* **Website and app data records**

>>>>>

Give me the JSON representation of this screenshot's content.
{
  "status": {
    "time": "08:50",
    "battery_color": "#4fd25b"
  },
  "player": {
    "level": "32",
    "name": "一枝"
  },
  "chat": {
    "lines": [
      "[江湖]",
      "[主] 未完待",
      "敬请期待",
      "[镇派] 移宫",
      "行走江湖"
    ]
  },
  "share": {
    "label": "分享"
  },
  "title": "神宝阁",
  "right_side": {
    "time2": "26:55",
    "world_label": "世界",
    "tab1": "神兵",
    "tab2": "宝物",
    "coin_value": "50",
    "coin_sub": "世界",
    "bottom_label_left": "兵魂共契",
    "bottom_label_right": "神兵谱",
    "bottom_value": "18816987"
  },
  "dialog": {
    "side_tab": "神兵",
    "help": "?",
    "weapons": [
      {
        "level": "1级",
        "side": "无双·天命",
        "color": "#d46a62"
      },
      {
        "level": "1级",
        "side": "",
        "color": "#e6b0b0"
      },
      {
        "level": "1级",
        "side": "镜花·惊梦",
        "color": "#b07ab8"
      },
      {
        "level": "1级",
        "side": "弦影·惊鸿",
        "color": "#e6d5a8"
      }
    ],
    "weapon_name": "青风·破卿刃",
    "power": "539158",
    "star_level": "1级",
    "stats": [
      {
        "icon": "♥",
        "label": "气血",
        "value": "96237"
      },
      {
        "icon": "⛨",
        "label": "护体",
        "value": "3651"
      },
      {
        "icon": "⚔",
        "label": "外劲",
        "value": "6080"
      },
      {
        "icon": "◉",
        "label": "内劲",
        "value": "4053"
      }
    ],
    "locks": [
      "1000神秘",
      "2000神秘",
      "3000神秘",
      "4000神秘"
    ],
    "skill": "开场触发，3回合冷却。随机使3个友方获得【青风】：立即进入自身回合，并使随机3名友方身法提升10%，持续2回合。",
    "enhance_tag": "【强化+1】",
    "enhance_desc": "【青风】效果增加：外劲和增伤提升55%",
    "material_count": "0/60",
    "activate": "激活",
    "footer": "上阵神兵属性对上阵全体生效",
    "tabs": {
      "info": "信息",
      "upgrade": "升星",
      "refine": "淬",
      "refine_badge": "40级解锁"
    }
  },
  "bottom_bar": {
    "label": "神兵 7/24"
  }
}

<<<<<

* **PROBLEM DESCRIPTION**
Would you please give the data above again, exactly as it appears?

* **COMPLETED EXERCISE**
Give me the JSON representation of this screenshot's content.
{
  "status": {
    "time": "08:50",
    "battery_color": "#4fd25b"
  },
  "player": {
    "level": "32",
    "name": "一枝"
  },
  "chat": {
    "lines": [
      "[江湖]",
      "[主] 未完待",
      "敬请期待",
      "[镇派] 移宫",
      "行走江湖"
    ]
  },
  "share": {
    "label": "分享"
  },
  "title": "神宝阁",
  "right_side": {
    "time2": "26:55",
    "world_label": "世界",
    "tab1": "神兵",
    "tab2": "宝物",
    "coin_value": "50",
    "coin_sub": "世界",
    "bottom_label_left": "兵魂共契",
    "bottom_label_right": "神兵谱",
    "bottom_value": "18816987"
  },
  "dialog": {
    "side_tab": "神兵",
    "help": "?",
    "weapons": [
      {
        "level": "1级",
        "side": "无双·天命",
        "color": "#d46a62"
      },
      {
        "level": "1级",
        "side": "",
        "color": "#e6b0b0"
      },
      {
        "level": "1级",
        "side": "镜花·惊梦",
        "color": "#b07ab8"
      },
      {
        "level": "1级",
        "side": "弦影·惊鸿",
        "color": "#e6d5a8"
      }
    ],
    "weapon_name": "青风·破卿刃",
    "power": "539158",
    "star_level": "1级",
    "stats": [
      {
        "icon": "♥",
        "label": "气血",
        "value": "96237"
      },
      {
        "icon": "⛨",
        "label": "护体",
        "value": "3651"
      },
      {
        "icon": "⚔",
        "label": "外劲",
        "value": "6080"
      },
      {
        "icon": "◉",
        "label": "内劲",
        "value": "4053"
      }
    ],
    "locks": [
      "1000神秘",
      "2000神秘",
      "3000神秘",
      "4000神秘"
    ],
    "skill": "开场触发，3回合冷却。随机使3个友方获得【青风】：立即进入自身回合，并使随机3名友方身法提升10%，持续2回合。",
    "enhance_tag": "【强化+1】",
    "enhance_desc": "【青风】效果增加：外劲和增伤提升55%",
    "material_count": "0/60",
    "activate": "激活",
    "footer": "上阵神兵属性对上阵全体生效",
    "tabs": {
      "info": "信息",
      "upgrade": "升星",
      "refine": "淬",
      "refine_badge": "40级解锁"
    }
  },
  "bottom_bar": {
    "label": "神兵 7/24"
  }
}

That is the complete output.